### Exercise description
Check each line of the material for the string "beauty", and copy the lines that have it.

■ ■ ■

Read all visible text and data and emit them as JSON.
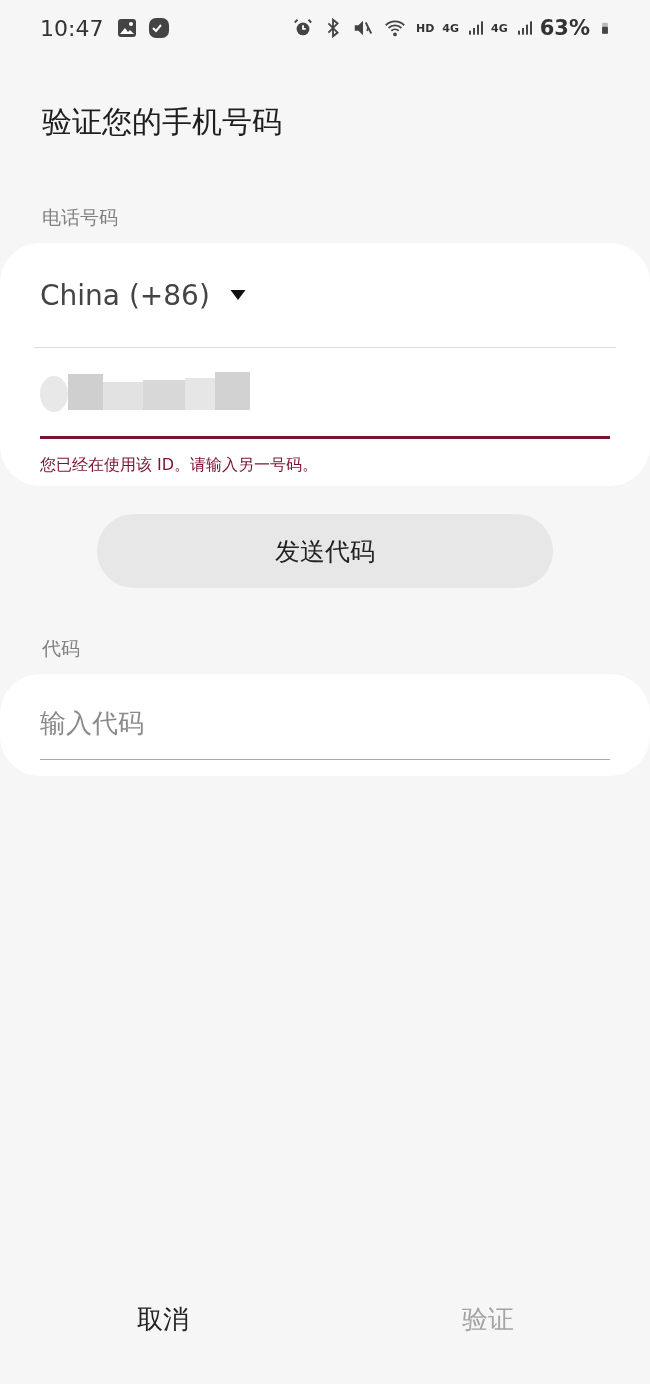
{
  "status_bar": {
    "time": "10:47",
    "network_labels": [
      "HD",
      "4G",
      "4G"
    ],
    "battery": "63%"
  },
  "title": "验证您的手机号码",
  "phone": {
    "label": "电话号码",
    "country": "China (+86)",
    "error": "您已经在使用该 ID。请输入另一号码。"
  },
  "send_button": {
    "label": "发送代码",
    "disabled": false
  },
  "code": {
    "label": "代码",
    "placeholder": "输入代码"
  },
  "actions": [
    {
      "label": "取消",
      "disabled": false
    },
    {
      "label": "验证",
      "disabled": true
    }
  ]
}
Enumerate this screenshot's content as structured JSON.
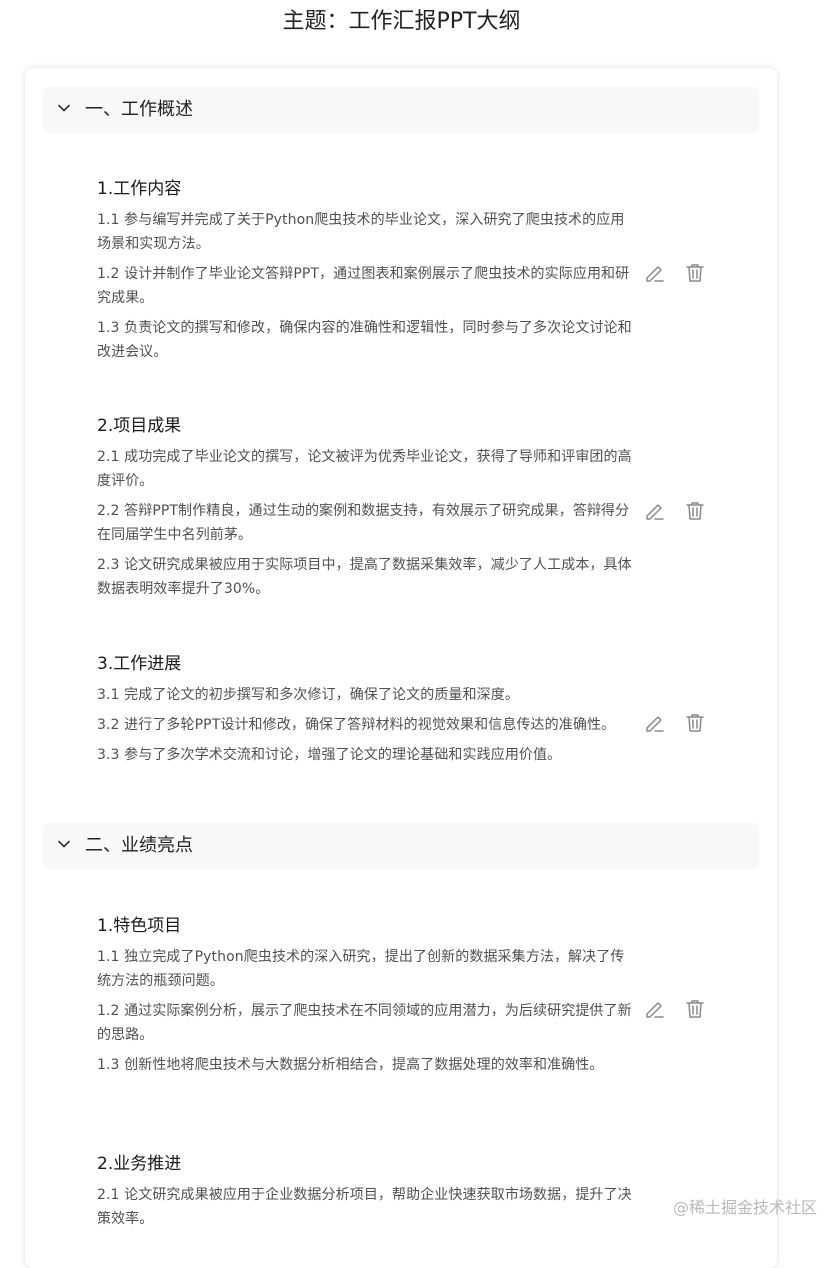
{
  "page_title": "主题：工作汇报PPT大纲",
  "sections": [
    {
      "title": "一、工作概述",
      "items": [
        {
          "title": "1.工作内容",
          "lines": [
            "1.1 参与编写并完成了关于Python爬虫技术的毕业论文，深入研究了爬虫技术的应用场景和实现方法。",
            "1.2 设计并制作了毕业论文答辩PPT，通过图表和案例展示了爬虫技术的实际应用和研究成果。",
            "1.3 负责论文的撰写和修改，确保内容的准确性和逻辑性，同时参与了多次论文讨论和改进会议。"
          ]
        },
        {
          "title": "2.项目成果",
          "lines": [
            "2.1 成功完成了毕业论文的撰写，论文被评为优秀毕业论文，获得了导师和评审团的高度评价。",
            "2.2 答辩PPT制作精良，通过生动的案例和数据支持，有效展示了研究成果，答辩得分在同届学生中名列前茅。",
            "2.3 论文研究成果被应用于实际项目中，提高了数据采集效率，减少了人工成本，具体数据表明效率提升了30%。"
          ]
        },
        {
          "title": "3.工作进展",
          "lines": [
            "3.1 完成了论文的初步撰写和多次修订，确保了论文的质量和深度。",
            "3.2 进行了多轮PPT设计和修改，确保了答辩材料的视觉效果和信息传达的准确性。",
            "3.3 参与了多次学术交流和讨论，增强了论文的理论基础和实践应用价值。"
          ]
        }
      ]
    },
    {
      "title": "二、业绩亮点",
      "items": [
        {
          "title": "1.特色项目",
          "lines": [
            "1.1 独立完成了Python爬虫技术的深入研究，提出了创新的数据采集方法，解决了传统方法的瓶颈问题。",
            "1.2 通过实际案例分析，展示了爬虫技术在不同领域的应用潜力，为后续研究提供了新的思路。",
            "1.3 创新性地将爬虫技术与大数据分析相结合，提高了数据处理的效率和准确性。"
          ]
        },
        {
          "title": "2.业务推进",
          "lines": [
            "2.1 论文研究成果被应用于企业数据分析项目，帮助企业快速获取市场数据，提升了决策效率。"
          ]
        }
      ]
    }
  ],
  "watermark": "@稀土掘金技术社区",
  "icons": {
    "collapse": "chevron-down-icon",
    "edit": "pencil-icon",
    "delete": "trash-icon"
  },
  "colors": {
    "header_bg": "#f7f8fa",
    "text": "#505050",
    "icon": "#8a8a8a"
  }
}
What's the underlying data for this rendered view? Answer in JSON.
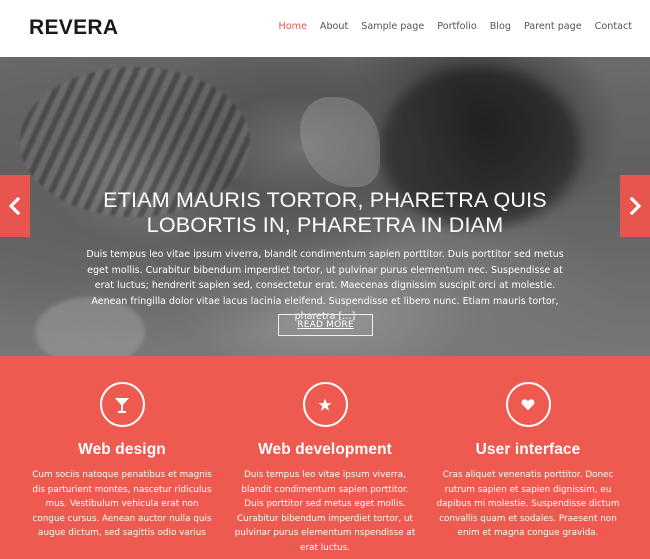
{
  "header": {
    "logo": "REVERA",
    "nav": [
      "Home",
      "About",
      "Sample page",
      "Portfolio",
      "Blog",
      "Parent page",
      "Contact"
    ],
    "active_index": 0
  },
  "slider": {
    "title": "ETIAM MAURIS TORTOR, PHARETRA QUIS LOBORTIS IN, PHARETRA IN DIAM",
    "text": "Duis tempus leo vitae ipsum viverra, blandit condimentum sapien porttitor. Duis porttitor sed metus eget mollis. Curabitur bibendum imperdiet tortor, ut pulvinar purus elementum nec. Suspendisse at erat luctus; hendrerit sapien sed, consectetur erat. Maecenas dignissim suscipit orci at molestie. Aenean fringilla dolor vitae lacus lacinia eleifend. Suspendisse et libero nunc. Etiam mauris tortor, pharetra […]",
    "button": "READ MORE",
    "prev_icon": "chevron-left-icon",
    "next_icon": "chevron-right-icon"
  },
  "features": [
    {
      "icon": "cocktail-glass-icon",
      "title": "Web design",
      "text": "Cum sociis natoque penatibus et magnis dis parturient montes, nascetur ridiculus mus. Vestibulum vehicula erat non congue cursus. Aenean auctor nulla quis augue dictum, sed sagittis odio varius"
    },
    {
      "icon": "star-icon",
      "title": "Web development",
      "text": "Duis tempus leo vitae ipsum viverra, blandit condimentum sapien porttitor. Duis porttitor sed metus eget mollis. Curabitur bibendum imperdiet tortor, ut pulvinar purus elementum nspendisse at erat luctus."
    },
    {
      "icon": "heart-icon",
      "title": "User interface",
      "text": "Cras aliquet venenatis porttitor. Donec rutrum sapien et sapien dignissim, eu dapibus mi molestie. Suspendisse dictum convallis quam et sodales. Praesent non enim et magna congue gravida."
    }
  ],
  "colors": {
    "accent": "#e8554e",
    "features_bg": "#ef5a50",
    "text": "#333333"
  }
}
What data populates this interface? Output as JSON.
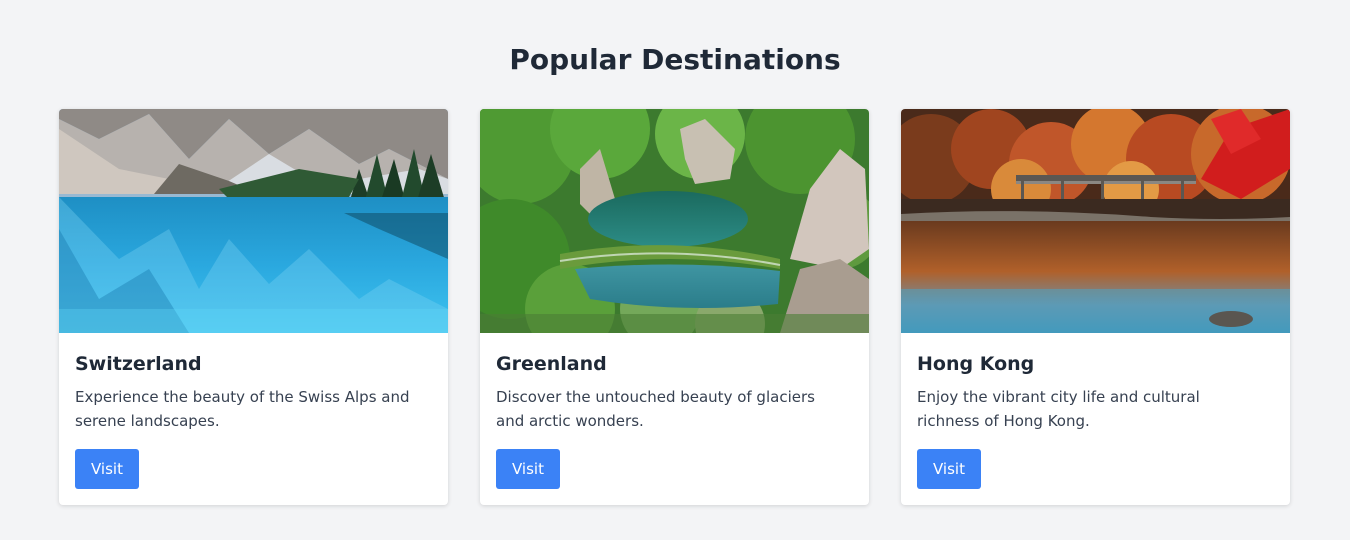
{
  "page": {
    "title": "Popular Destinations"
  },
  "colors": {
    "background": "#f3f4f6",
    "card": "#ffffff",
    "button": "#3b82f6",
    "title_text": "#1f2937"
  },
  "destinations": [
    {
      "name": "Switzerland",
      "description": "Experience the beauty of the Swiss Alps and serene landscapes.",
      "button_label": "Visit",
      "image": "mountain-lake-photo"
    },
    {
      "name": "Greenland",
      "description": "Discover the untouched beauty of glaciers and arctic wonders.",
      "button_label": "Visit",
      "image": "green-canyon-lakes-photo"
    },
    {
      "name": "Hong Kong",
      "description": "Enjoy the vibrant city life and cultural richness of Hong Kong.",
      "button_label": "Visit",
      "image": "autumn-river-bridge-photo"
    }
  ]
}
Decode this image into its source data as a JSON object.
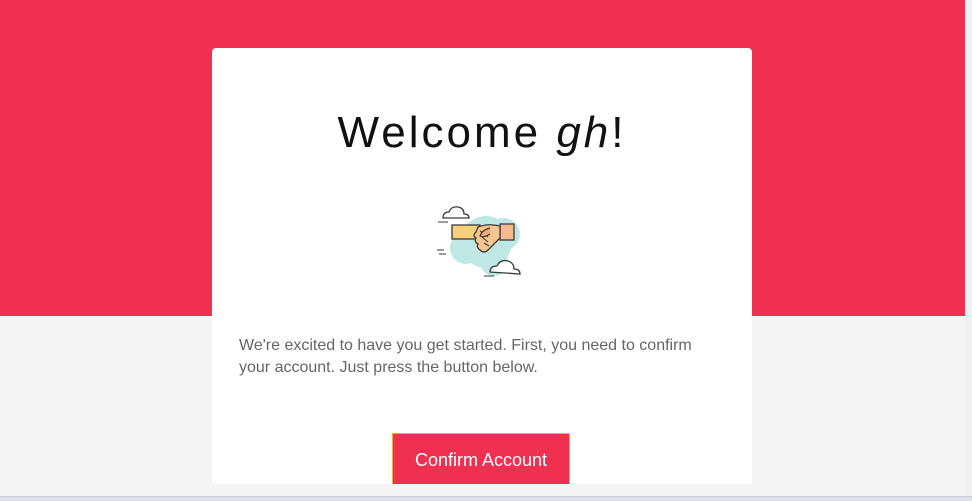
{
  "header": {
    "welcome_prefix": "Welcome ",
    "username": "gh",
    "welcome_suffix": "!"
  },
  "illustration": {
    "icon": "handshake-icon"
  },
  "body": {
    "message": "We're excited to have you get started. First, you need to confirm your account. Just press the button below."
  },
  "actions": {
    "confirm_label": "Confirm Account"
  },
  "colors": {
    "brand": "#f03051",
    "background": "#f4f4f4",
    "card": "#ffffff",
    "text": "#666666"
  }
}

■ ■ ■

### Exercise output
      "description": "Experience the beauty of the Swiss Alps and serene landscapes.",
      "description": "Discover the untouched beauty of glaciers and arctic wonders.",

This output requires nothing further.